The Little Flower Hospital, Angamaly, Kerala is organizing a conference with
assistance from the Medical Council of India with snakes, venom and snakebite
as the theme. The conference is scheduled for the 20th and 21st of September.
Click here to see First Announcement Click here to see Second Announcement Click here to see Registration
here to see Conference Venue
Click here to see the final
The annual mortality worldwide related to snakebite stands at about 100,000 per
annum. Of this it is estimated that roughly half occur in India (nebulously estimated
as between 30,000 to 50,000).Snakebite is as big an issue in our neighboring countries
of Sri Lanka, Myanmar, Bangladesh, Nepal and Pakistan. The rich biodiversity of
flora and fauna aided by weather conducive to their sustenance in a part of the
globe which is exceedingly densely populated makes conflict inevitable. The rich
biodiversity also reflects in the various species of snakes accounting for the varied
symptomatology in bite victims both inter species and intra species, region to region.
Snakebite is predominantly a rural phenomenon in the agrarian setting. As man build
higher, digs deeper and increasingly forages deep into the air, water and sea conflict
with Mother Nature is but inevitable. This could only lead to an increase in conflict
between mankind and the wild. Reports of venomous snakebite from the heart of busy
cities are not uncommon. An average bite victim is a farm laborer in a village a
good hundred kilometer away from the nearest hospital which has the stock and the
will to treat snakebite. The victim is also likely to be male, bitten some where
on the lower extremity and during the evening hours. He is also unlikely to have
seen the snake leave alone identify it and would most likely have sped back home
to apply some emollients to the bitten part.

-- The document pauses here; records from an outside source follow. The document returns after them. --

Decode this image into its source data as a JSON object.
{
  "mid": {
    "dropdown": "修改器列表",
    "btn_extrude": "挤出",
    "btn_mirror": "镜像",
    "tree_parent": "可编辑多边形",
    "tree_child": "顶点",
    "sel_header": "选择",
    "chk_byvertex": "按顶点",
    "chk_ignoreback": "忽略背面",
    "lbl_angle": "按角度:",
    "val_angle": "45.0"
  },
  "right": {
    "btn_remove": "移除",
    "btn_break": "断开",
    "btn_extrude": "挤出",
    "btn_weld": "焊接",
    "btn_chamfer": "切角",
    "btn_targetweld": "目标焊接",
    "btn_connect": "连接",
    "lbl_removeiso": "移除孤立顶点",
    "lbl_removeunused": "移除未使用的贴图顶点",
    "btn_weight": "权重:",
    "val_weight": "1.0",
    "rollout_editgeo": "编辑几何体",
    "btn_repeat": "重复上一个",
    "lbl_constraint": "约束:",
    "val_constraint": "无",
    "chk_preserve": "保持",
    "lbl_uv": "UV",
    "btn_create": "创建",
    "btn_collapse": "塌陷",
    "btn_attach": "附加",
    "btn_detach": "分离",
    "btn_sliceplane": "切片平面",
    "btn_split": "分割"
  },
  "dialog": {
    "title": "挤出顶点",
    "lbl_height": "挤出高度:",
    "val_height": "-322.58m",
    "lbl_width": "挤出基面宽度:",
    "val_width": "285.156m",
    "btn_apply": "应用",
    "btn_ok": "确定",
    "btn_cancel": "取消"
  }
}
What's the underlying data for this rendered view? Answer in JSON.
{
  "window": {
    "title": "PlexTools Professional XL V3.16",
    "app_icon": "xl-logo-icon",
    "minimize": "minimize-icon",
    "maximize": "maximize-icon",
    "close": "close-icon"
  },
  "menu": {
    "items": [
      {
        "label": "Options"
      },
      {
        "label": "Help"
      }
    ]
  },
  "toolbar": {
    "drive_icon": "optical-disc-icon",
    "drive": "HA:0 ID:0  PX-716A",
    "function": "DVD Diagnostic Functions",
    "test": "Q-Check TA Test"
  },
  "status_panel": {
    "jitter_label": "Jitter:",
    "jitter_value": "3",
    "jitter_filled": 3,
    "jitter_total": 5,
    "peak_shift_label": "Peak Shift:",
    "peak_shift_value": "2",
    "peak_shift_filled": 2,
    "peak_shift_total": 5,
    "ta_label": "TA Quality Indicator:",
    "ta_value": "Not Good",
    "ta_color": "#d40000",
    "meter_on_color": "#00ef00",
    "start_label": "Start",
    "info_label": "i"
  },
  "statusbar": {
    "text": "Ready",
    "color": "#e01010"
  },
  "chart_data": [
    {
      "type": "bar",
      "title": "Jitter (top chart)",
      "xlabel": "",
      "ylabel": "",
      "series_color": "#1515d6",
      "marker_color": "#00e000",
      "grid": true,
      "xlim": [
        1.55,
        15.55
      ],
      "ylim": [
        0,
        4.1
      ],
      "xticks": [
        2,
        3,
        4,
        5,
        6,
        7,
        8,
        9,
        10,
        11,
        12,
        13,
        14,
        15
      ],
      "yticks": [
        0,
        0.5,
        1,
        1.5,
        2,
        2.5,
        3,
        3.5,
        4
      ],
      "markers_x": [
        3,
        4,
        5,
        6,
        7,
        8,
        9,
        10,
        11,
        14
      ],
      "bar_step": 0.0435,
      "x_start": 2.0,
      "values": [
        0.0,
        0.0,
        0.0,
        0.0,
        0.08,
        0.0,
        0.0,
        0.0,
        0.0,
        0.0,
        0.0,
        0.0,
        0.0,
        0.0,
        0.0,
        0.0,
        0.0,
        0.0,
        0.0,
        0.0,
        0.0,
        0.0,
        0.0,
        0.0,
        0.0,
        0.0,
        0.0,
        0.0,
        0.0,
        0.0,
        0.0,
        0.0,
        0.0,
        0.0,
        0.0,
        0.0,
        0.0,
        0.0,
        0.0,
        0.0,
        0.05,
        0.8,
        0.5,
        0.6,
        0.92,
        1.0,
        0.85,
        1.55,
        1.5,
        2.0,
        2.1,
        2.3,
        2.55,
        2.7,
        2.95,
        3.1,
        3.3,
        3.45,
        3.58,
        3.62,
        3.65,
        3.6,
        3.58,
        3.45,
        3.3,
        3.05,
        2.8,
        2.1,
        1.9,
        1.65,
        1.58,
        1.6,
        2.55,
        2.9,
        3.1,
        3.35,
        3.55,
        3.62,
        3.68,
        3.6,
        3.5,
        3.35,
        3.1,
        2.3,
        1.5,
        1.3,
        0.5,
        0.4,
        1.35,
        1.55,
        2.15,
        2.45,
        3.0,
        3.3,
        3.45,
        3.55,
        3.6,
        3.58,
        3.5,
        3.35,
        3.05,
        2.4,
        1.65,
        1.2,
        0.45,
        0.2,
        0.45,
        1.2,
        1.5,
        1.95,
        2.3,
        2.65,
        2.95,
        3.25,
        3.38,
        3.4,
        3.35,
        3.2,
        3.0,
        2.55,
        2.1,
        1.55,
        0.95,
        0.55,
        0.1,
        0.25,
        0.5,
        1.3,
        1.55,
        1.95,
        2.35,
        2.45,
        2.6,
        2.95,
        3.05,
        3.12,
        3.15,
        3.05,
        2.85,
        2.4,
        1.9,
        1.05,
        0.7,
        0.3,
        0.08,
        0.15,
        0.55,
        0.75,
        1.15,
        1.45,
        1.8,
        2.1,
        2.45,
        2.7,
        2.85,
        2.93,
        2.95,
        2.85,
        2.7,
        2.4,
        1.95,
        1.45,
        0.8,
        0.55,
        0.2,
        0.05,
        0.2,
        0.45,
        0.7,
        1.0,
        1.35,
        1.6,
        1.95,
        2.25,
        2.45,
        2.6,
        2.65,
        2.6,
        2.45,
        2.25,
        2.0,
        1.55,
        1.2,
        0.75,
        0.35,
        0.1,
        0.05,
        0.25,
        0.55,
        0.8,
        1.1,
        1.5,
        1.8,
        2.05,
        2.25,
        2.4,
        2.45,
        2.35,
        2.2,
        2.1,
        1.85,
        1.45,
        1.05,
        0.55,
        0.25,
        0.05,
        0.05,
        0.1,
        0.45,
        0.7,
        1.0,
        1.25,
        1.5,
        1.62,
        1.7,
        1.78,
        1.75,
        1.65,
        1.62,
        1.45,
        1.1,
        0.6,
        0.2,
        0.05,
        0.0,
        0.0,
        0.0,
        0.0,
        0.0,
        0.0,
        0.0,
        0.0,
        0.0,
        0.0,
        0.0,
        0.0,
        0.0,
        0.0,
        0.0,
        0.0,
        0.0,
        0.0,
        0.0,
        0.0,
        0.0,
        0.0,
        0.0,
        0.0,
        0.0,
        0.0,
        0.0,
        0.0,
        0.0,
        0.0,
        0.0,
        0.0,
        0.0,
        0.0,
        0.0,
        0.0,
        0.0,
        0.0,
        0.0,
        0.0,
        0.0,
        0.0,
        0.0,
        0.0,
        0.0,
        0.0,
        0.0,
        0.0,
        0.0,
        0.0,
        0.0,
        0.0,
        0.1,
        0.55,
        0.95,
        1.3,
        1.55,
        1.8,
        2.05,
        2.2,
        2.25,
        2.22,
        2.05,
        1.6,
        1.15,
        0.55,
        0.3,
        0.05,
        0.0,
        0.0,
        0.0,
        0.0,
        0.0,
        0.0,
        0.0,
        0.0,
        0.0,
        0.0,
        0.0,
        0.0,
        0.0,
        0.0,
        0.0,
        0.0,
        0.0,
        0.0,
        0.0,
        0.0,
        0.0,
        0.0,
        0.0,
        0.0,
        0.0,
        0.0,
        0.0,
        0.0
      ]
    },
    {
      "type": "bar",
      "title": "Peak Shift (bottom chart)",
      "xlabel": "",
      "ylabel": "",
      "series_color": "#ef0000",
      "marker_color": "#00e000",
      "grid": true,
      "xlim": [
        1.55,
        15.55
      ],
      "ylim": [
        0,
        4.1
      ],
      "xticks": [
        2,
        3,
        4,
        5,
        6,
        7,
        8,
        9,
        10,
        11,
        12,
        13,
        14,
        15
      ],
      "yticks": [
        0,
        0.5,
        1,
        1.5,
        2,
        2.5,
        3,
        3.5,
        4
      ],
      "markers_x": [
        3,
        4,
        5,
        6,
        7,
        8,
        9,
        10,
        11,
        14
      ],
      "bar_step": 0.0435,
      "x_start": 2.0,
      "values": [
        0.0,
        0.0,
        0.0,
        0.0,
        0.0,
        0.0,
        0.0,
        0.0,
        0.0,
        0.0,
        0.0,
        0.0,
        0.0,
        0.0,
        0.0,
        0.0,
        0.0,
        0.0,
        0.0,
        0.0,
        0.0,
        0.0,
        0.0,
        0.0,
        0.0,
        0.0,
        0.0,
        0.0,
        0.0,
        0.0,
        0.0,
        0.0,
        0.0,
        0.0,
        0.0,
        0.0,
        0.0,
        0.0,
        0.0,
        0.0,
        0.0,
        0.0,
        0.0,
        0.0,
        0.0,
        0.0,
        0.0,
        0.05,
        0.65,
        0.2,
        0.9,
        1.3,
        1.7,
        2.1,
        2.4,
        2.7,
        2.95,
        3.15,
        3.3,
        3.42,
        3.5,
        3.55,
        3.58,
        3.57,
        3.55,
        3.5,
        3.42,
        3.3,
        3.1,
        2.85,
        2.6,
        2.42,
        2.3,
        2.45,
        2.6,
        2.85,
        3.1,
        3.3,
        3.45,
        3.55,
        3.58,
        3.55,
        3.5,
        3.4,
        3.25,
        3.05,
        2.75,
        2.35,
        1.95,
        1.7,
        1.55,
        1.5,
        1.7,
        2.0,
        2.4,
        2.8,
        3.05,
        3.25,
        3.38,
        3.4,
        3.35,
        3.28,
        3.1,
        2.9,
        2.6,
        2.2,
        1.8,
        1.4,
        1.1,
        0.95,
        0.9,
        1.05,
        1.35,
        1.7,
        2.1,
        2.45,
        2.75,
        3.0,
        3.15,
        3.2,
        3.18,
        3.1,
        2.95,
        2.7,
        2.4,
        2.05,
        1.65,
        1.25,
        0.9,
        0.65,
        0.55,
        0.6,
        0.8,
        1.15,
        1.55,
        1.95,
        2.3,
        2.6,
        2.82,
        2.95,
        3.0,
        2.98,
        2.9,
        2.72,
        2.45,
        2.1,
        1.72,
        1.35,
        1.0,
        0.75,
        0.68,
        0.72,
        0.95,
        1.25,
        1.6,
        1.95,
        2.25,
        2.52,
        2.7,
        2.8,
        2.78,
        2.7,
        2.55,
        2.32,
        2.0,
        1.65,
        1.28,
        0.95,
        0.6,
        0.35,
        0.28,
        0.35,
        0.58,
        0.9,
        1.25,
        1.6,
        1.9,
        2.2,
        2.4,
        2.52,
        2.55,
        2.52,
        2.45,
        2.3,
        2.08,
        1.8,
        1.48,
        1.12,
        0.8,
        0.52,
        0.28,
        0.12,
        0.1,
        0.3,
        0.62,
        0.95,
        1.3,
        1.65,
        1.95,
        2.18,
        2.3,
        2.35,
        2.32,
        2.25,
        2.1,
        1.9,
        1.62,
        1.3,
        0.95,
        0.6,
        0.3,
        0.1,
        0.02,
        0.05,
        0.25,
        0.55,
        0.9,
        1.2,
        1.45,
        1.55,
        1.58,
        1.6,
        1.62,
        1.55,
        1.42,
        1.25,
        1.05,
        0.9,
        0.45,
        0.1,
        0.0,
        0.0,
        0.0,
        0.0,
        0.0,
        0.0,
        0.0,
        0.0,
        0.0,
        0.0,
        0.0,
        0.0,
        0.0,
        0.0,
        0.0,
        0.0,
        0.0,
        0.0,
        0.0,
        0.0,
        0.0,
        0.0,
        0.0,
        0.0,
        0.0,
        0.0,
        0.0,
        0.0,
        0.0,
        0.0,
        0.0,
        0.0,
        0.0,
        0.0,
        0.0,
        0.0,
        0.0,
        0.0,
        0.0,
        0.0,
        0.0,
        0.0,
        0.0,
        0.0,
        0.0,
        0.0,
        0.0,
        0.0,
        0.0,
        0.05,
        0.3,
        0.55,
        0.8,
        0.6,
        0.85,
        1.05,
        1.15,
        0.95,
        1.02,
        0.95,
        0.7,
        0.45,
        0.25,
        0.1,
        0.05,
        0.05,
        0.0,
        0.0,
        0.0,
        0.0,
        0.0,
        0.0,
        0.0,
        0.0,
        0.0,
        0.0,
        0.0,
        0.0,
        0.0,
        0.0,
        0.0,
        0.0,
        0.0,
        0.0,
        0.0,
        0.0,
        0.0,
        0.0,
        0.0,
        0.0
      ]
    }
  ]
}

As also unless symptomatic he would
tend to wait and watch at home for symptoms to appear. And when symptoms do appear
he would rush to the local healer for treatment. Precious time is lost thence.
The other scenario is when victims are brought to hospital early enough and are
triaged in the emergency- envenomation being confirmed from a serial WBCT (Whole
Blood Clotting Time), wherein blood drawn is allowed to stand and clot. The failure
of blood to clot would confirm haemotoxic bite. The other test used for triage is
the Single Breath Count which like the WBCT is repeated at 30 minute intervals or
till seen as abnormal. The failure to take into account other signs and symptoms
of envenomation and to allow a single test (theWBCT) to decide on the further course
of treatment is intrinsically flawed. The WBCT comes abnormal only after the venom
has already fixed to tissue which is already a bit too late. What other parameters
taken in conjunction with the WBCT could help us decide the further course both
earlier and with consistency is the unanswered given the unavailability of Venom
Detection Kits in the mentioned countries.
This and endless list of questions are left to be answered. What do we do to improve
on the level of care provided such as to be able to match the snake bite mortality
of the United States and Australian which is in the single digit annually?
A large body of work on venom research and characterization, development of detection
kits has already been done. How do we translate it into a product to help the victim
of snakebite as also in utilising venom fractions in our fight against other diseases.
The treatment of snakebite has stopped at the ASV ( Anti Snake Venom ) for more
than four decades now. What are the other modalities that need to be explored especially
with plant extracts? In there any substance to the traditional system of treatment
which has been bequeathed us with our folklore? And more importantly will it withstand
the exacting standards of controlled clinical trials ?
There are a whole lot of questions pertaining to the standardization of ASV as also
the venom pool being used for its manufacture. Does the ASV from different manufacturers
have the same efficacy in different regions of our country and the neighbourhood.
Do we need to extend the pool of venom drawn on for manufacture of ASV.
It is of utmost importance that every clinician consistently be able to identify
the Big 4 and their look alike. The fact that we use polyvalent ASV should not prevent
us from taking the pains to examine and identify the offending snake.
We plan to address all these issues during the course of the conference.
We have an august list of speakers drawn from the fields of herpetology, biochemistry
& biotechnology and clinicians. We look forward to an honest and fruitful interaction.
Dr Jaideep C Menon
Little Flower Hospital Angamaly,